You wrote: “Your just supposed to know…its implied type thing. I was alone a very large majority of my childhood”- no one to sit with you, look in your eyes, talk to you, ask you gently, about what you feel, listen to you, smile at you, smile approvingly, letting you know that you are seen, that you are understood, that what you feel matters, that he/she will do something significant about what bothers you, toward a solution, therefore a problem in your life can and will be resolved. When you feel scared, that someone will take you into her arms, and feeling her warmth, your fear settles… that is expressed love.
There is only one kind of love, the expressed kind.
When you get that kind of love, as a child, you experience safety in the togetherness with the person loving you. That safety, that togetherness will last as you spend time alone. Then you will need more together time.
And so, with your boyfriend, same thing- need the safe, together time and then need alone time.

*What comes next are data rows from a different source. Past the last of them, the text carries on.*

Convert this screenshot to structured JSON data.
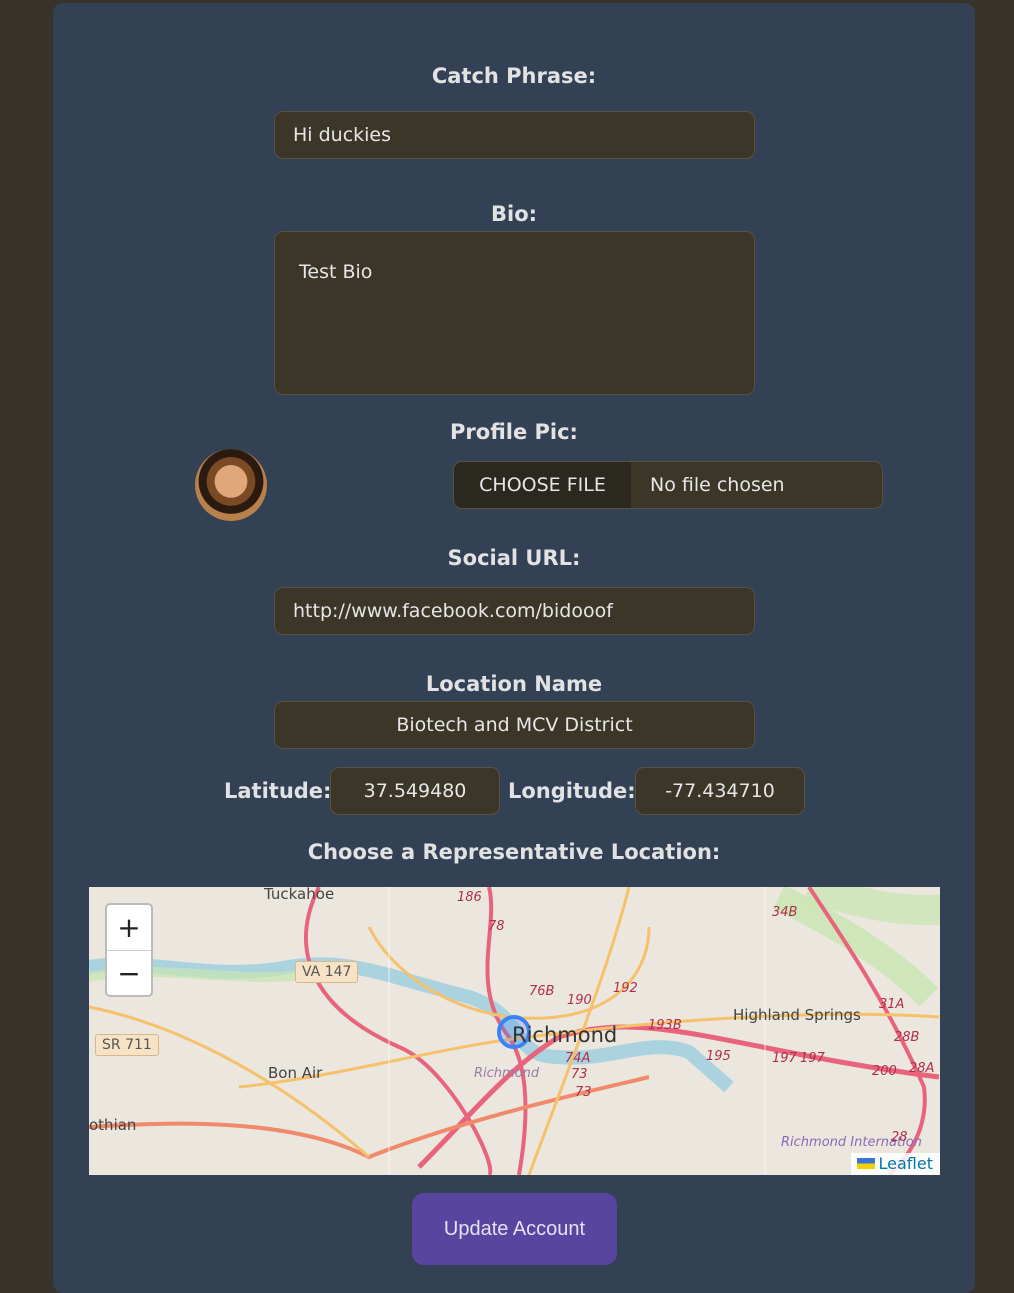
{
  "form": {
    "catch_phrase_label": "Catch Phrase:",
    "catch_phrase_value": "Hi duckies",
    "bio_label": "Bio:",
    "bio_value": "Test Bio",
    "profile_pic_label": "Profile Pic:",
    "choose_file_label": "CHOOSE FILE",
    "no_file_text": "No file chosen",
    "social_url_label": "Social URL:",
    "social_url_value": "http://www.facebook.com/bidooof",
    "location_name_label": "Location Name",
    "location_name_value": "Biotech and MCV District",
    "latitude_label": "Latitude:",
    "latitude_value": "37.549480",
    "longitude_label": "Longitude:",
    "longitude_value": "-77.434710",
    "map_label": "Choose a Representative Location:",
    "submit_label": "Update Account"
  },
  "map": {
    "zoom_in": "+",
    "zoom_out": "−",
    "attribution": "Leaflet",
    "places": [
      "Tuckahoe",
      "Richmond",
      "Highland Springs",
      "Bon Air",
      "othian",
      "Richmond",
      "Richmond Internation"
    ],
    "shields": [
      "VA 147",
      "SR 711"
    ],
    "route_numbers": [
      "186",
      "78",
      "76B",
      "190",
      "192",
      "193B",
      "74A",
      "73",
      "73",
      "195",
      "197",
      "197",
      "34B",
      "31A",
      "28B",
      "200",
      "28A",
      "28"
    ],
    "colors": {
      "marker": "#3b82f6",
      "roads_major": "#e8637c",
      "roads_minor": "#f5c16b",
      "water": "#aad3df",
      "park": "#c8e6b0"
    }
  },
  "colors": {
    "card": "#334155",
    "page": "#37332a",
    "input": "#3c3629",
    "button": "#5845a0"
  }
}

It is both, not one or the other. The together time with your boyfriend should be a time when each one of you sees the other, understand each other, communicate to each other that what each feels matters and solutions to problems are possible and attended to.
And then each needs alone time. Followed by together time, later.
You wrote: “I like to keep the stories of the things that happen to me light because honestly if I told them for what they were it could get pretty dark. And even being a depressed person I am still a good time. I hate being a downer if I can help it”-
how about (outside the context of a party or going out or relaxing after work or watching TV and such) avoiding these two extremes: making light of everything and getting pretty dark?
The middle way would be to share your thoughts and feelings responsibly, honestly, avoiding excess on both extremes, you can try this middle way next, if you would like.